“I could just see between a couple guys,” Pettitte would say, “and I could make out Paul O’Neill running for the ball. And then I couldn’t see him. I was blocked. So I just watched my teammates’ reaction.
“When they jumped up and down, I knew what had happened.”
O’Neill had grabbed it, on a dead run, a few feet from the wall. Final out. The Yankees had won. And Andy Pettitte, the new Lord of Flatbush, had just dropped a bomb on the Atlanta Braves.
Joy of October baseball
“This is the greatest moment I’ve had all year,” Pettitte said after his five-hit, 1-0 victory moved the Yankees within one win of the World Series crown. “I can’t believe it.”
He’s not the only one. Pettitte is only 24 — is it me, or are there more amazing kids in this Series than any in recent memory, what with Andruw Jones, Jermaine Dye, Derek Jeter — and now Pettitte, who couldn’t last three innings in the Series opener last Sunday, yet sealed the Braves on Thursday like a Ziploc bag. That’s right. No runs. Goose egg. A shutout. These same Braves who have scored, 15, 14, and 12 runs in postseason games this year. Pettitte twisted them like pretzels. He confounded them into double plays. He kept it low, he kept it away, he kept it in his catcher’s mitt.
And he kept the game in check.
And now the Yankees — who were the team that didn’t have enough starting pitching, remember? — have won three in a row in this World Series and are heading back to their home stadium with a well-rested relief staff, thanks to Pettitte.
And thanks to the little things, the delectables of October baseball upon which so many championships turn.
Like the fourth inning, where New York’s Charlie Hayes lofted an easy fly ball to right-centerfield, but Atlanta’s Dye, just a rookie, crossed in front of Marquis Grissom, who lost sight of the ball, just for a moment, and dropped it. Cecil Fielder came up two batters later and poked a shot down the leftfield line — perfect under the conditions — and Hayes raced in and the Yankees had the lead.
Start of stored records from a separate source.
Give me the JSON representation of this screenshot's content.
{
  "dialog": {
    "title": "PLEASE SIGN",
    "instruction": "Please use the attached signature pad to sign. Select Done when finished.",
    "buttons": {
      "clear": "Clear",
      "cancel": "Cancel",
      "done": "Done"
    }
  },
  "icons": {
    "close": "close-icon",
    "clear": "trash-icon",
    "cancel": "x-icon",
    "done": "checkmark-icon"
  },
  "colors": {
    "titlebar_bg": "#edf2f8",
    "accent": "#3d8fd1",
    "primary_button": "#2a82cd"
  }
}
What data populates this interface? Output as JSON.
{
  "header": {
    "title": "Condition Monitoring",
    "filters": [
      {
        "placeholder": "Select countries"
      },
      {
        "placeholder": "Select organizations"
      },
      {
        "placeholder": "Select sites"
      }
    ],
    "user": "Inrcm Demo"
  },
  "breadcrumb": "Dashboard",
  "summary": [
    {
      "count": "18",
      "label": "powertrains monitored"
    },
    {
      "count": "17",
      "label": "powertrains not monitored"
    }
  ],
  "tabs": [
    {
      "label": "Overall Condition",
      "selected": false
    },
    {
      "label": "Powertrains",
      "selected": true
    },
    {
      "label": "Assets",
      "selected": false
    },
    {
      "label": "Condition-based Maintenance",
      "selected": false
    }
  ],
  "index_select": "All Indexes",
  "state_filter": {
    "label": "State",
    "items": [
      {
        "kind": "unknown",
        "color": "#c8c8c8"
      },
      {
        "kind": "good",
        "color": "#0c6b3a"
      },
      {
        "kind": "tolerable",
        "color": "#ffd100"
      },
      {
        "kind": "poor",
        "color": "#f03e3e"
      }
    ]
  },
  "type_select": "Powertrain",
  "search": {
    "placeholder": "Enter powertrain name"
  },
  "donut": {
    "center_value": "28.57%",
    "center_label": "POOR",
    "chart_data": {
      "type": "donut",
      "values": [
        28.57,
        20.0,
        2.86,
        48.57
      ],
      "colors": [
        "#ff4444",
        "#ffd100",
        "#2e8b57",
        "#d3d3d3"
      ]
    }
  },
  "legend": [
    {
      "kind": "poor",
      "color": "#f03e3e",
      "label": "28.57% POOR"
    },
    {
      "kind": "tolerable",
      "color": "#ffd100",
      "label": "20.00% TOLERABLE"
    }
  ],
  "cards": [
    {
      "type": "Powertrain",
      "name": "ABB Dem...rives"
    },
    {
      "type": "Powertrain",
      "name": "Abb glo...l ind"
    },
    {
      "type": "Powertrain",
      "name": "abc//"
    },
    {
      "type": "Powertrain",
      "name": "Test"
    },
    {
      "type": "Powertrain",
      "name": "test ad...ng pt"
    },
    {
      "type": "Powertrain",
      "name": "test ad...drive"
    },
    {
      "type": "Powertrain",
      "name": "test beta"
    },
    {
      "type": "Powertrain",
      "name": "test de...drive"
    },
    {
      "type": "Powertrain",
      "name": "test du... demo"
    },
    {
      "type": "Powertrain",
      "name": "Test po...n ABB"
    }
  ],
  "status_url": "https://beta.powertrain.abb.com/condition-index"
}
Or was it the sixth inning, when Pettitte allowed two men to reach base, had nobody out, and was looking at trouble. But he charged in on a Mark Lemke bunt, and spun to third base and fired. In time. One out. And Pettitte got the next batter, Chipper Jones, to chop a ball back to the mound, and once again the game was in Pettitte’s hands, and once again he made the right play, a sharp throw to second to start a double play that ended the inning, and may well have ended the Atlanta Braves.
Let’s face it. The Braves, once huge favorites, are now coming apart like a rock band that keeps blowing its amplifiers. They lost Game 3. They blew Game 4. And they couldn’t get enough wind to lift off the ground in Game 5.
And aren’t we surprised?
Lesson: Don’t call the race early
There is a very good lesson in all of this. When the Braves won the first two games of this Series, by a combined score of 16-1, we pundits were in a hurry to bury New York. Here in Atlanta, they wrote stories saying “Why bother even playing the rest?” One columnist said, “Forget the 1996 Yankees. Bring on the 1927 Yankees.”
This is nothing new. Year after year, in everything from sports to politics, we seem in a frenzy to call the race early. We want to tell you the president before the polls close. We want to predict the Super Bowl before they kick it off. It is part of the frenzy to call attention to ourselves by calling something early — even though, inevitably, we are wrong as often as we are right.
Where’s the shame in waiting until it’s over to say it’s over?
There is none. So let us learn from that mistake. “Anything can still happen,” said a grim Bobby Cox, the Atlanta manager, and on that, at least, he is correct. The home team has lost every game in this crazy series, so how could you possibly declare anything true today?
Except maybe this: Andy Pettitte, on Thursday night, had one of those baseball moments that makes young kids from Deer Park to Flatbush want to pick up the ball and throw it against a backstop. He looked every bit a New York Yankee out there. Even the towel fit him perfectly.